With a multitude of summer festivals around the area, it is conceivable to think that if I had allowed my children the freedom to partake in each festival we attended I would be flat out broke.
Instead of looking at the summer as an opportunity to cram as many expensive activities in as possible, I became more choosy this year.
This being my first year at the Herald-Dispatch, and knowing the Brown County Free Fair is of great importance to Sleepy Eye and the surrounding communities, I promised the kids the fair was going to be our one big expensive outing.
For once I didn’t disappoint on a promise and we ate, drank and were merry to the tune of about $100.
All-in-all, the time and money was well spent and it turned out to be an educational experience for all of us concerned.
Fairs and town festivals are something of an anomaly to my northwoods raised children. The Canada/U.S. border town of International Falls is about as remote as Death Valley. The nearest town (besides Fort Frances, Ontario, Canada, which is straight across Rainy River), in any direction is at least an hour drive.
Our festivals and fairs are drastically different than what a typical festival involves in the border towns.
The northwoods celebrate seasons–hunting, fishing, blueberries. The only “thrills” you receive at those festivals are being named the winner of a wild game cook-off or winning a weekend at a fishing camp.
I could tell as I prepared them for what to expect at the Brown County Free Fair, they had no idea.
We tried the 4-H buildings, but they couldn’t quite grasp the concept of showing animals at the fair. In International Falls if it moves, you shoot it and eat it–not bring it to the fair.
I decided to go right into something we are all familiar with–food.
Our first stop was at the Dairy Producers milk shake wagon outside of the 4-H barns. Of course no one could agree on one flavor and sharing anything with your mom when you are a 12-year-old male is apparently completely out of any scope of reality.
When I suggested to Maddie that a small children’s size may be more appropriate for her age and stomach capacity, you would have thought I just told her the tooth fairy is make believe.
Three large shakes were ordered as we leisurely resumed our walk across the grounds. Not far from the Dairy Producers stand was a game with a fast-talking carnival worker.
“Hi girlie!” he flirted with Maddie. “You look like you want to play some games!”
Page 2 of 2 - “I do!!” Maddie shouted excitedly like the man has just read her mind.
“Well, tell your Mom it’s three throws for $5.”
I handed him a $20 bill and he proceeded to hand Maddie 12 darts. She fired off four of them in succession before I had to chance to swallow my ice cream and explain that I was expecting $15 back in change.
Since she had already thrown one more dart than I had technically paid for, I was forced to take only $10 in change in exchange for the smallest stuffed animal prize I have ever seen.
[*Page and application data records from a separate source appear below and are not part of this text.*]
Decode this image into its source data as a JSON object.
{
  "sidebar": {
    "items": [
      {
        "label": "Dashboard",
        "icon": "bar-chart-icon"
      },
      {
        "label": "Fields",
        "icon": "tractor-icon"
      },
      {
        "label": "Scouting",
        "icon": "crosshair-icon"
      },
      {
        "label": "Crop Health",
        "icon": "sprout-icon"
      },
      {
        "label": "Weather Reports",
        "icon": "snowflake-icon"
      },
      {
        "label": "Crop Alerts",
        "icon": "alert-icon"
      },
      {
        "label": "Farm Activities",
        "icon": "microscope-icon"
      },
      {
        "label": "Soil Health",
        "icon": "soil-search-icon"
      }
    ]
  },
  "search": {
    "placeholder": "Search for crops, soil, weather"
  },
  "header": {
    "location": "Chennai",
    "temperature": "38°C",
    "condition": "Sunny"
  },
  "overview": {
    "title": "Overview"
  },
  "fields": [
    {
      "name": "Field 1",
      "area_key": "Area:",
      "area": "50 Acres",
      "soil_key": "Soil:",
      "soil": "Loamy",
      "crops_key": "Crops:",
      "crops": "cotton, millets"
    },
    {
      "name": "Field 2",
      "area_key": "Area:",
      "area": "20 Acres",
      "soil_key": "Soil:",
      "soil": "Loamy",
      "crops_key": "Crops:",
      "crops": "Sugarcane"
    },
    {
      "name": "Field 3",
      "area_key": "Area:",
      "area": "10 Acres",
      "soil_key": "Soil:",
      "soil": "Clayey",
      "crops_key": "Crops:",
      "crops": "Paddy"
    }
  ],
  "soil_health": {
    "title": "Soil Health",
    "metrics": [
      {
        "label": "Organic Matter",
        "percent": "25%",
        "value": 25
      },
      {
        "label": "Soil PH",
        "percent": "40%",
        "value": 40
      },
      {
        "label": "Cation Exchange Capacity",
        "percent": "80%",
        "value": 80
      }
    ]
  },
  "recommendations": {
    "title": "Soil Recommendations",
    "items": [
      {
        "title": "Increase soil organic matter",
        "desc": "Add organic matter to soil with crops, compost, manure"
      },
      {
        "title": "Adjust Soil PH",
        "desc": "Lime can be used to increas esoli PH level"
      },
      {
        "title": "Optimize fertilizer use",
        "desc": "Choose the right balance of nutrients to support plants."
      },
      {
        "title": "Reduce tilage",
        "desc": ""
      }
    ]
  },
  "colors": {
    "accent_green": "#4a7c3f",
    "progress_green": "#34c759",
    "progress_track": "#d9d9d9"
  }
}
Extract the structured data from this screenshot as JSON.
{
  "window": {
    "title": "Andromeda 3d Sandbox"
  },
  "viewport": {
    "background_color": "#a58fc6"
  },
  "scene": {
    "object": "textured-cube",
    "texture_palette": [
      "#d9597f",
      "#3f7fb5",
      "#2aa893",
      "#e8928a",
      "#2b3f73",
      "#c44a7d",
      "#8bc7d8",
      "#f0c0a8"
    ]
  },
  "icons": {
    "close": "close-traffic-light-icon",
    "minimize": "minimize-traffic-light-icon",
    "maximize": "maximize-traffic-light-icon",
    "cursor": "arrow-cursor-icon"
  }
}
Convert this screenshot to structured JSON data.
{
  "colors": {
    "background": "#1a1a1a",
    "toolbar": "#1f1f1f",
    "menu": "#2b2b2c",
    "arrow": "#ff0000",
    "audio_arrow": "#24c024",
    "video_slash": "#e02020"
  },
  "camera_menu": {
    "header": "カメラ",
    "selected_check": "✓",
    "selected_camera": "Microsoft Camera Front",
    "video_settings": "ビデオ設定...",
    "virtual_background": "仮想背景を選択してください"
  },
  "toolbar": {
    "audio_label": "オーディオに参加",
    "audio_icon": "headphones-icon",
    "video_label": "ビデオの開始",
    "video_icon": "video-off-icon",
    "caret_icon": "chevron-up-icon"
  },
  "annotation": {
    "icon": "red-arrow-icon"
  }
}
Fifteen minutes after arriving at the fair, I was already $30 down.
“Kids, we have to slow down,” I cautioned them. “We have to make sure we have enough money to go to the Demolition Derby in the Grandstand tonight.”
Occasionally throughout the day I would utter those words as we bought and consumed more food, drink and souvenirs.
When at last it seemed our time at the fair was winding down, I got in line to buy tickets for the derby. I felt a tug at my elbow before purchasing the tickets.
“But Mom,” Maddie said with a pleading sound in her voice. “You said we have to save enough money to go to the deli in the Grand Canyon. When are we going to go there?”
I was perplexed.
“Maddie, we are going to a derby, not a deli,” Mason explained, sounding somewhat exasperated. “And the grand stand is the place the derby is held.”
“Ooooohhhhhhhhh....” Maddie and I exclaimed in unison.
To my complete and utter surprise, Maddie loved the derby, while Mason was bored to tears.
I can already hear Maddie telling her third grade teacher this fall that she took a trip with her mom to watch a deli at the Grand Canyon in New Ulm, Minn.